The Winter Schools feature keynote lectures and scholarly discussion, complemented by a “writing school” where more senior scholars discuss the participants’ drafts; a “skills schools” focused on nurturing practical abilities such as grant-writing and talking about one’s project to the media; a “methods seminar” where seminal methodological readings are discussed in smaller groups led by a young post-doc and, finally, “Meet to Inspire” sessions, where participants meet in an informal setting a pathbreaking activist, whose life work has been an inspiration for the human rights community in the region.

Grupo de personas posando por un foto
Descripción generada automáticamenteThe 2023 Projects Incubator “Visions of the Future: Communities of Practice and Transformative Constitutionalism in Latina America”, sought to enhance the research projects of early-career scholars and practitioners from Latin America. The “Meet to Inspire” guest was Helen Mack (front center, in burgundy sweater), who became a human rights advocate after her sister, Myrna, was assassinated by the Guatemalan military in 1990. Helen pursued ground-breaking advocacy and the Guatemalan government eventually acknowledged responsibility in 2004

 

- Workshop “Resistances in Central America: Human Rights Strategies”

The Workshop was held in November 2023 and focused on democratic resistance from and in Central America, with a special interest in discussing the human rights strategies. The event sought to situate the challenges of democracy in the region, identify and differentiate resistance strategies at the intersection of political opposition and legal mobilization, and think about future questions and scenarios.
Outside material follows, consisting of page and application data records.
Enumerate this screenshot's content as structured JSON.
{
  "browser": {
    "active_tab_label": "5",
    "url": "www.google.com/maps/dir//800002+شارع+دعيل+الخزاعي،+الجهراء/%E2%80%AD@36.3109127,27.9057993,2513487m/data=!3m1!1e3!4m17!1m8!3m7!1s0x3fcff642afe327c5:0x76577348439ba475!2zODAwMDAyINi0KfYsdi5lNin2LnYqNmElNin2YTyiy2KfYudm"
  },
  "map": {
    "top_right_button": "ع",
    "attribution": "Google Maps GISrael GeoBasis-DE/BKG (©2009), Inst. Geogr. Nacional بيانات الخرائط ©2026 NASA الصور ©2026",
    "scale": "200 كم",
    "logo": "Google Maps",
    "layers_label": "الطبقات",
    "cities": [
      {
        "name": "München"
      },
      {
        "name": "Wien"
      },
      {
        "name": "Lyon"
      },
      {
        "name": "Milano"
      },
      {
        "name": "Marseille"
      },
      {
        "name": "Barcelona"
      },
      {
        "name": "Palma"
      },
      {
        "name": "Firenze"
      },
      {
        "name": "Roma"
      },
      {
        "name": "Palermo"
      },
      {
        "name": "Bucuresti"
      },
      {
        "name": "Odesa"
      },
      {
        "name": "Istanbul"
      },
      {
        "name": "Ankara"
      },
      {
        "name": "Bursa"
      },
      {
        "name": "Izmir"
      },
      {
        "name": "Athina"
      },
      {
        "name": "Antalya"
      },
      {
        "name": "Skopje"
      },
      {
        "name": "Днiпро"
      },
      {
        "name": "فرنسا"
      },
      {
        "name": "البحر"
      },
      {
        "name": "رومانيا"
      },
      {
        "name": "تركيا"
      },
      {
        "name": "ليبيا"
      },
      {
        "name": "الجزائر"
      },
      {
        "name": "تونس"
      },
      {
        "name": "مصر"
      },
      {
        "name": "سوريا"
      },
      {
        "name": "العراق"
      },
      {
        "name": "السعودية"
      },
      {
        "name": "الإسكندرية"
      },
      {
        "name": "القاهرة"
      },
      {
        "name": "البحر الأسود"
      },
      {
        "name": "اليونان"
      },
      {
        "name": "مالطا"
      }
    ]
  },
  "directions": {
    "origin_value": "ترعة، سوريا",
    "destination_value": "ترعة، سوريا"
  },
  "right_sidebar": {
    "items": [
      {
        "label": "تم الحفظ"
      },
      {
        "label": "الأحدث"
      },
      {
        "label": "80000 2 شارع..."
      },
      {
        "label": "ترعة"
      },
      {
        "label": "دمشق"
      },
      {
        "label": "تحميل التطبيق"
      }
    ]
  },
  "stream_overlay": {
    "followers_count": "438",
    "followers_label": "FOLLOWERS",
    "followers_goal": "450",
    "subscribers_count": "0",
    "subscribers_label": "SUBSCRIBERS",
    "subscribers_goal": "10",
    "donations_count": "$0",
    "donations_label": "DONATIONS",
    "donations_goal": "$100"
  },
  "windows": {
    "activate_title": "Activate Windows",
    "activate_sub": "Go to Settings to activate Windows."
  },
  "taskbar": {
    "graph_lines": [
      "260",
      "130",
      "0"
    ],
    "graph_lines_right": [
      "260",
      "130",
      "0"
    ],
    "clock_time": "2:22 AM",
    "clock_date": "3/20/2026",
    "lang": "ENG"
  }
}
The Workshop gathered almost 15 participants from Latin America and Europe (among activist, scholars, former judges and other civil servants, as well as jurists and political scientists), who in a two-days intensively thoughtful environment presented and discussed different angles the cases of resistance and its contextual configuration, from the human rights perspective and focusing on Latin American communities of practice.​​​​​​​​​​​​​​